Another similar shot from the standard zoom lenses on each phone. Exposure is spot on and there’s not a lot of difference in contrast either. The OnePlus 8 Pro has shifted its colors toward the magenta side, while the iPhone’s lean a little more on the green, but it’s a difference that’s so small it likely won’t matter and will again come down to your personal preference.
It’s difficult to pick a strong winner from these two shots of a woodland pathway. The iPhone’s shot is brighter but the OnePlus’s attempt looks more saturated, with richer tones particularly on the dirt path. Personally, I prefer the OnePlus 8 Pro’s image.
Turning to night mode now and it’s clear the iPhone 11 Pro has the edge here. Its shot is more crisp, it’s brighter in the sky and the OnePlus 8 Pro’s shot seems to be suffering from lens flare from a nearby streetlight, which spoils the shot — something the iPhone has avoided.
That lens flare in night mode continues to be an issue here, with the OnePlus 8 Pro’s shot looking like there’s a big orange patch in the left side of the image. The iPhone’s photo doesn’t have the same issue, resulting in a better-looking image.

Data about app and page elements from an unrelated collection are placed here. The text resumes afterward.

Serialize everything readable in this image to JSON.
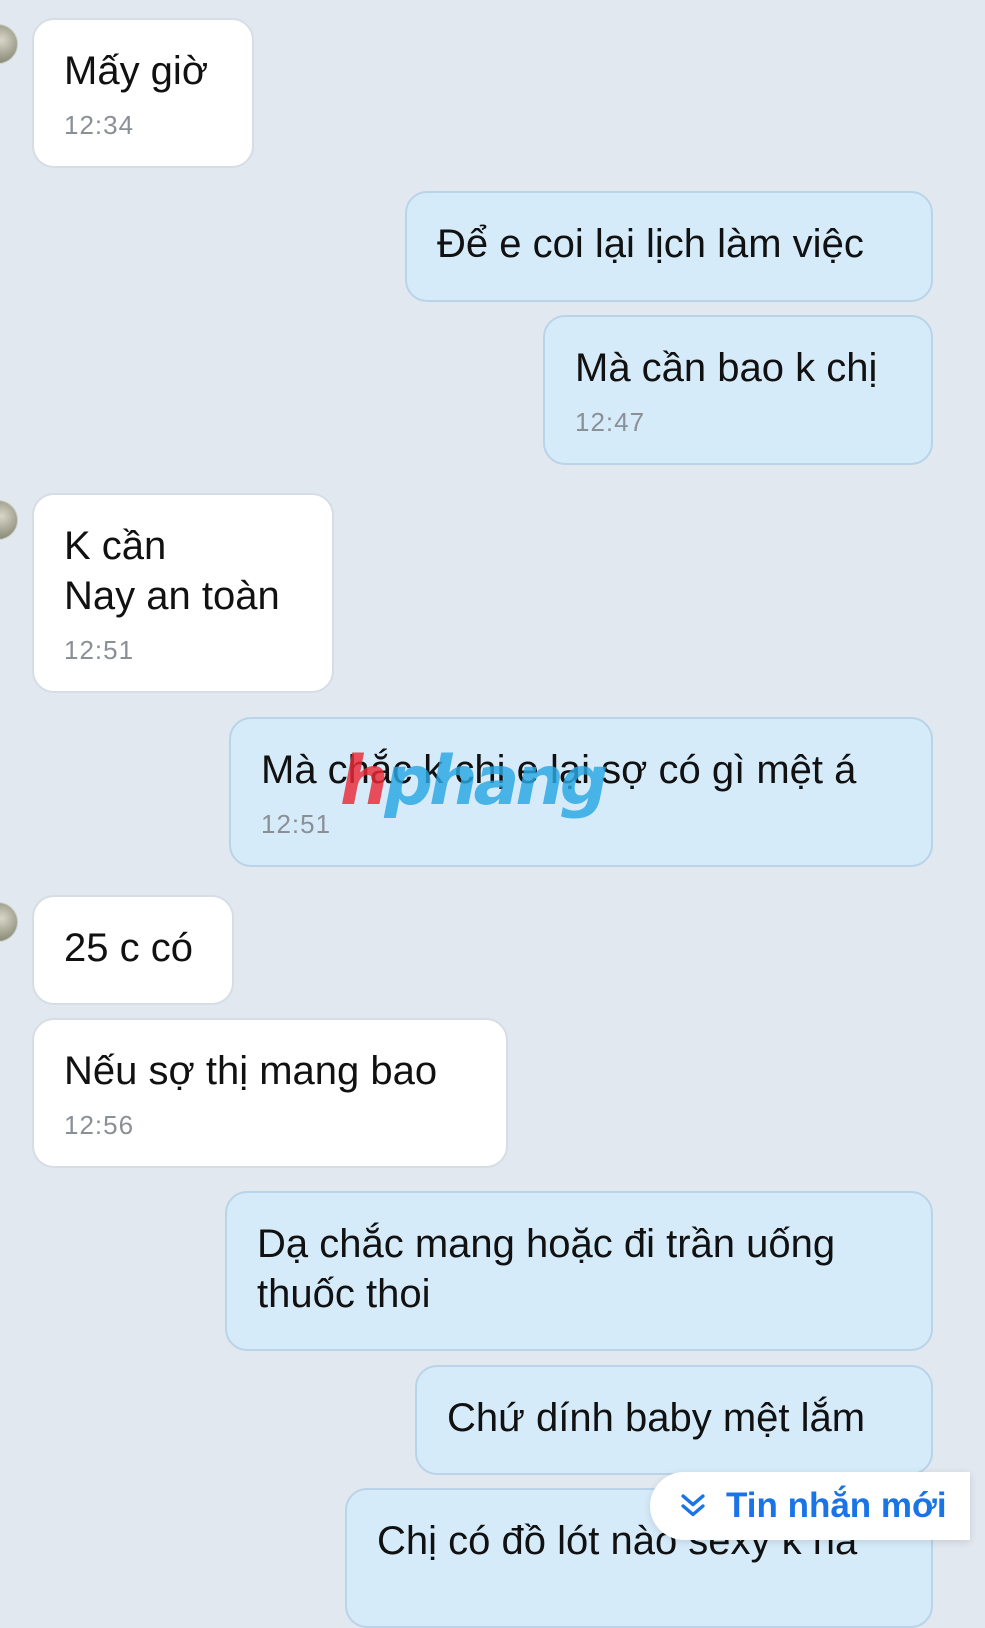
{
  "messages": [
    {
      "text": "Mấy giờ",
      "time": "12:34"
    },
    {
      "text": "Để e coi lại lịch làm việc",
      "time": ""
    },
    {
      "text": "Mà cần bao k chị",
      "time": "12:47"
    },
    {
      "text": "K cần\nNay an toàn",
      "time": "12:51"
    },
    {
      "text": "Mà chắc k chị e lại sợ có gì mệt á",
      "time": "12:51"
    },
    {
      "text": "25 c có",
      "time": ""
    },
    {
      "text": "Nếu sợ thị mang bao",
      "time": "12:56"
    },
    {
      "text": "Dạ chắc mang hoặc đi trần uống\nthuốc thoi",
      "time": ""
    },
    {
      "text": "Chứ dính baby mệt lắm",
      "time": ""
    },
    {
      "text": "Chị có đồ lót nào sexy k ha",
      "time": ""
    }
  ],
  "watermark": {
    "part1": "h",
    "part2": "phang"
  },
  "new_message_button": {
    "label": "Tin nhắn mới",
    "icon": "double-chevron-down-icon"
  },
  "colors": {
    "background": "#e2e8ef",
    "incoming_bubble": "#ffffff",
    "outgoing_bubble": "#d6ebfa",
    "accent": "#1a74e6"
  }
}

Overall I’m impressed with how well the OnePlus 8 Pro performed in this test, particularly given its cheaper price tag. While it doesn’t consistently provide the same rich colors as the iPhone, it still manages to take some great-looking shots with spot-on exposure. It takes the win when it comes to zoom ability, but If you’re particularly into your night mode images, the iPhone is still the way to go.